* Exercise aim: Nothing in the records should differ when they are repeated. Restate them word for word.
[Record extracts Boundary: Start]
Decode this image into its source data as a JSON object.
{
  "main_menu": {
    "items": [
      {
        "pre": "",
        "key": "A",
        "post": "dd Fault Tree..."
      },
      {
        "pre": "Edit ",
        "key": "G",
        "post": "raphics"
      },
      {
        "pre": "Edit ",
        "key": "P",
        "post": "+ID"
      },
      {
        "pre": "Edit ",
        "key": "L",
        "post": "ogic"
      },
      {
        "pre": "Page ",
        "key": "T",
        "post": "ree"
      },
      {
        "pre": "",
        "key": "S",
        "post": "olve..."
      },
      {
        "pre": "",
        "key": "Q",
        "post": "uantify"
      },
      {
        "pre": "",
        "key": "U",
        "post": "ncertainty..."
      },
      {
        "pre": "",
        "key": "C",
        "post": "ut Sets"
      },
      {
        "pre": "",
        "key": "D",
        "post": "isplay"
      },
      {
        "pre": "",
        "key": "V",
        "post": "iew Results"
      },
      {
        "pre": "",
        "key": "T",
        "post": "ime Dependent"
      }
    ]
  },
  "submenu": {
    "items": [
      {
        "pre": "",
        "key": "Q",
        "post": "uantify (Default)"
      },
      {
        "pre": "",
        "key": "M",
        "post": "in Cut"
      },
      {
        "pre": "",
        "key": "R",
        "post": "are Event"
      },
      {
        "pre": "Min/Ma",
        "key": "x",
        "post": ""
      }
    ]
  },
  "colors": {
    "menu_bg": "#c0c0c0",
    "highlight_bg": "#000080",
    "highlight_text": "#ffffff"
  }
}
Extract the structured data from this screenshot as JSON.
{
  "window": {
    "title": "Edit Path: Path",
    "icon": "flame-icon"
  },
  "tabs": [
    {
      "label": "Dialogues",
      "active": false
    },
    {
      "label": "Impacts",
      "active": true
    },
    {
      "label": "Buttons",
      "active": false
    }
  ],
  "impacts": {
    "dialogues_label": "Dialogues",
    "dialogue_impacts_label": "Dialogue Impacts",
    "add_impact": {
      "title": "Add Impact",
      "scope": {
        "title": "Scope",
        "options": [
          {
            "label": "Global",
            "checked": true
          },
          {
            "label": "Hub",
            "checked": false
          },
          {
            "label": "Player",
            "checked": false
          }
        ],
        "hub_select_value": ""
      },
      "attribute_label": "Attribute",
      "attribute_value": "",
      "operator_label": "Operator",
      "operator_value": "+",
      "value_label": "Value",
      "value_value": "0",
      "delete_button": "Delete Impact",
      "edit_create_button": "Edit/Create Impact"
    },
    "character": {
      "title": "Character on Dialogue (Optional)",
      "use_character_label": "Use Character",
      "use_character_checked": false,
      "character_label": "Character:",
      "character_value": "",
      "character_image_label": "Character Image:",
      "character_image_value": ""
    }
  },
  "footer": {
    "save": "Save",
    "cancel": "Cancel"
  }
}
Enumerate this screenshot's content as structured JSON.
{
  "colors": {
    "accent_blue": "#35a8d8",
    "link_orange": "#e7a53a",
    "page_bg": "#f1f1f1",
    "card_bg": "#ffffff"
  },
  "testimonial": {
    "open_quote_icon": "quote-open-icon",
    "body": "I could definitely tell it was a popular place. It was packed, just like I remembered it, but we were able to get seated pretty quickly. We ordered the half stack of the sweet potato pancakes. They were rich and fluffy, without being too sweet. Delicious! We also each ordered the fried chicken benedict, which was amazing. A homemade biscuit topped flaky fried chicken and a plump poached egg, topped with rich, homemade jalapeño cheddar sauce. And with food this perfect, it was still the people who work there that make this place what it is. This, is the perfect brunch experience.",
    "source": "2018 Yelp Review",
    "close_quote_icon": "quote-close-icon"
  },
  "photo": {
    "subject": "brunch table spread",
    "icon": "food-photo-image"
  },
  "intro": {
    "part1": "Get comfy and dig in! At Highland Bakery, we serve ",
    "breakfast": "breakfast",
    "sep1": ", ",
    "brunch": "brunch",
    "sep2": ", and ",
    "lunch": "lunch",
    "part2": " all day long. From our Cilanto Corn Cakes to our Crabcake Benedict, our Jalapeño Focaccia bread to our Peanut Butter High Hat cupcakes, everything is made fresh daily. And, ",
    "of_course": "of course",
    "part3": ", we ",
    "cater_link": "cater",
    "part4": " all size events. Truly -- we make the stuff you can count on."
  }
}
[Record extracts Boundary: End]
* Answer:
Decode this image into its source data as a JSON object.
{
  "main_menu": {
    "items": [
      {
        "pre": "",
        "key": "A",
        "post": "dd Fault Tree..."
      },
      {
        "pre": "Edit ",
        "key": "G",
        "post": "raphics"
      },
      {
        "pre": "Edit ",
        "key": "P",
        "post": "+ID"
      },
      {
        "pre": "Edit ",
        "key": "L",
        "post": "ogic"
      },
      {
        "pre": "Page ",
        "key": "T",
        "post": "ree"
      },
      {
        "pre": "",
        "key": "S",
        "post": "olve..."
      },
      {
        "pre": "",
        "key": "Q",
        "post": "uantify"
      },
      {
        "pre": "",
        "key": "U",
        "post": "ncertainty..."
      },
      {
        "pre": "",
        "key": "C",
        "post": "ut Sets"
      },
      {
        "pre": "",
        "key": "D",
        "post": "isplay"
      },
      {
        "pre": "",
        "key": "V",
        "post": "iew Results"
      },
      {
        "pre": "",
        "key": "T",
        "post": "ime Dependent"
      }
    ]
  },
  "submenu": {
    "items": [
      {
        "pre": "",
        "key": "Q",
        "post": "uantify (Default)"
      },
      {
        "pre": "",
        "key": "M",
        "post": "in Cut"
      },
      {
        "pre": "",
        "key": "R",
        "post": "are Event"
      },
      {
        "pre": "Min/Ma",
        "key": "x",
        "post": ""
      }
    ]
  },
  "colors": {
    "menu_bg": "#c0c0c0",
    "highlight_bg": "#000080",
    "highlight_text": "#ffffff"
  }
}
Extract the structured data from this screenshot as JSON.
{
  "window": {
    "title": "Edit Path: Path",
    "icon": "flame-icon"
  },
  "tabs": [
    {
      "label": "Dialogues",
      "active": false
    },
    {
      "label": "Impacts",
      "active": true
    },
    {
      "label": "Buttons",
      "active": false
    }
  ],
  "impacts": {
    "dialogues_label": "Dialogues",
    "dialogue_impacts_label": "Dialogue Impacts",
    "add_impact": {
      "title": "Add Impact",
      "scope": {
        "title": "Scope",
        "options": [
          {
            "label": "Global",
            "checked": true
          },
          {
            "label": "Hub",
            "checked": false
          },
          {
            "label": "Player",
            "checked": false
          }
        ],
        "hub_select_value": ""
      },
      "attribute_label": "Attribute",
      "attribute_value": "",
      "operator_label": "Operator",
      "operator_value": "+",
      "value_label": "Value",
      "value_value": "0",
      "delete_button": "Delete Impact",
      "edit_create_button": "Edit/Create Impact"
    },
    "character": {
      "title": "Character on Dialogue (Optional)",
      "use_character_label": "Use Character",
      "use_character_checked": false,
      "character_label": "Character:",
      "character_value": "",
      "character_image_label": "Character Image:",
      "character_image_value": ""
    }
  },
  "footer": {
    "save": "Save",
    "cancel": "Cancel"
  }
}
Enumerate this screenshot's content as structured JSON.
{
  "colors": {
    "accent_blue": "#35a8d8",
    "link_orange": "#e7a53a",
    "page_bg": "#f1f1f1",
    "card_bg": "#ffffff"
  },
  "testimonial": {
    "open_quote_icon": "quote-open-icon",
    "body": "I could definitely tell it was a popular place. It was packed, just like I remembered it, but we were able to get seated pretty quickly. We ordered the half stack of the sweet potato pancakes. They were rich and fluffy, without being too sweet. Delicious! We also each ordered the fried chicken benedict, which was amazing. A homemade biscuit topped flaky fried chicken and a plump poached egg, topped with rich, homemade jalapeño cheddar sauce. And with food this perfect, it was still the people who work there that make this place what it is. This, is the perfect brunch experience.",
    "source": "2018 Yelp Review",
    "close_quote_icon": "quote-close-icon"
  },
  "photo": {
    "subject": "brunch table spread",
    "icon": "food-photo-image"
  },
  "intro": {
    "part1": "Get comfy and dig in! At Highland Bakery, we serve ",
    "breakfast": "breakfast",
    "sep1": ", ",
    "brunch": "brunch",
    "sep2": ", and ",
    "lunch": "lunch",
    "part2": " all day long. From our Cilanto Corn Cakes to our Crabcake Benedict, our Jalapeño Focaccia bread to our Peanut Butter High Hat cupcakes, everything is made fresh daily. And, ",
    "of_course": "of course",
    "part3": ", we ",
    "cater_link": "cater",
    "part4": " all size events. Truly -- we make the stuff you can count on."
  }
}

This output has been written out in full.